History is done with Appomattox moments. Wars no longer end in ways anyone can describe as satisfactory, much less triumphant. In modern warfare there is no such thing as unqualified victory, or unconditional defeat … Modern wars peter out. Casualties mount. The public gets surly. The Treasury coffers bottom out. The ruling party gets dumped. One no longer wins; one claims victory. Often both sides do.
This, to me is vintage Mark Bowden. He is smart and resourceful, and varies his prose style according to the needs of the story. Here is one of my favorite passages from Black Hawk Down:
Specialist Spalding was still behind the passenger door in the first truck with his rifle out the window, turned in the seat so he could line up his shots, when he was startled by a flash of light down by his legs. It looked like a laser beam shot through the door and up into his right leg. A bullet had pierced the steel of the door and the window, which was rolled down, and had poked itself and fragments of glass and steel straight up his leg from just above his knee all the way up to his hip. He had been stabbed by the shaft of light that poked through the door. He squealed.
“What’s wrong, you hit?” shouted Maddox.
And then another laser poked though, this one into his left leg. Spalding felt a jolt this time but no pain. He reached down to grab his right thigh and blood spurted out between his fingers. He was both distressed and amazed. The way the light had shot through. He still felt no pain. He didn’t want to look at it.
Then Maddox shouted, “I can’t see! I can’t see!”
What is remarkable here may be how much the author has left out of this clean, powerful account. He undoubtedly interviewed all the participants and was able to bring multiple perspectives and countless background details to bear on this situation. He chose to omit most of it for the sake of the story.
Bowden’s easy manner, as a writer, masks a depth of conviction about the process of writing. Almost any passage of his is easy to read. Yet beneath the facile surface is an iceberg of research. Here is a passage that shows a little of the writer’s effortless-seeming prose, describing one of his protagonists, giving an address at a technology conference:

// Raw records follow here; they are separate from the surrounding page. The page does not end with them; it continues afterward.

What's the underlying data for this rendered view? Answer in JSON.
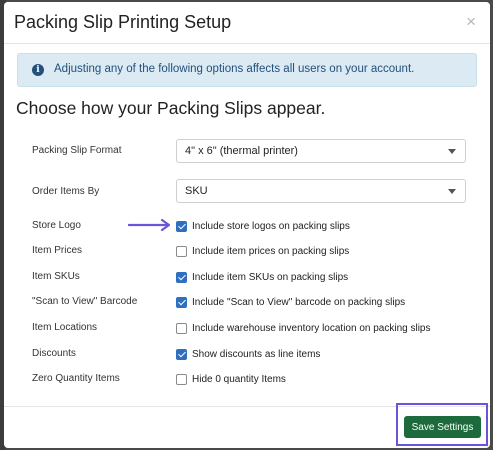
{
  "modal": {
    "title": "Packing Slip Printing Setup",
    "close_glyph": "×",
    "info_message": "Adjusting any of the following options affects all users on your account.",
    "info_icon_glyph": "i",
    "section_heading": "Choose how your Packing Slips appear."
  },
  "fields": {
    "format": {
      "label": "Packing Slip Format",
      "value": "4\" x 6\" (thermal printer)"
    },
    "order_by": {
      "label": "Order Items By",
      "value": "SKU"
    }
  },
  "options": [
    {
      "label": "Store Logo",
      "checkbox_label": "Include store logos on packing slips",
      "checked": true
    },
    {
      "label": "Item Prices",
      "checkbox_label": "Include item prices on packing slips",
      "checked": false
    },
    {
      "label": "Item SKUs",
      "checkbox_label": "Include item SKUs on packing slips",
      "checked": true
    },
    {
      "label": "\"Scan to View\" Barcode",
      "checkbox_label": "Include \"Scan to View\" barcode on packing slips",
      "checked": true
    },
    {
      "label": "Item Locations",
      "checkbox_label": "Include warehouse inventory location on packing slips",
      "checked": false
    },
    {
      "label": "Discounts",
      "checkbox_label": "Show discounts as line items",
      "checked": true
    },
    {
      "label": "Zero Quantity Items",
      "checkbox_label": "Hide 0 quantity Items",
      "checked": false
    }
  ],
  "footer": {
    "save_label": "Save Settings"
  },
  "colors": {
    "checkbox_checked": "#2f6fbf",
    "save_button": "#1d6b3d",
    "info_background": "#dbeaf3",
    "info_text": "#23517c",
    "annotation": "#6a55d8"
  },
  "icons": {
    "info": "info-circle-icon",
    "close": "close-icon",
    "dropdown": "chevron-down-icon",
    "annotation_arrow": "arrow-right-icon"
  }
}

His speech is highly technical, weirdly more powerful for its peculiar delivery, and, if you are paying close attention, darkly humorous. It frames the annals of global interconnection as a perfect instance of historical folly, meeting all the criteria set down by the historian Barbara Tuchman in her book The March of Folly: it was the action of a group, not an individual; it consistently chose the “boneheaded” course over others that were obviously correct; and the chosen course was not just something discovered to be mistaken in retrospect, but something known to be stupid in its own time.
Towards the end of World War II, George Patton tried to re-direct or almost re-shape American policy (in this case, to treat Soviet Russia not as an ally but as the new enemy). Towards the end of Worm: The First Digital World War, South African-born technology entrepreneur Rodney Joffe does the same thing: he writes a long memorandum to his colleagues. Among many other points he makes are these: “This isn’t a game;” “There is real evil in the world;” and, “What would it mean for the economy if the Fortune 500 all had their internal networks shut down for an hour?” The author is warning you and me about the new dimension of warfare coming towards us over on the horizon, just as Joffe is warning his colleagues.
Malcolm Gladwell in his recent review of a Steven Brill book, writes this:
A book like Mark Bowden’s “Black Hawk Down”—a Woodward that outdoes even Woodward—sets out to describe things as they actually happened, not things as filtered through one person’s idiosyncratic perspective. The currency of the Lewis is empathy. The currency of the Woodward is mastery—and nothing is more corrosive to the form than the suspicion that the author doesn’t grasp the full picture.
Mark Bowden grasps the full picture. Mark Bowden is paying close attention. Worm: The First Digital World War is a complex story well worth the reading, an important book for its cautionary warning as well as for it sheer narrative value.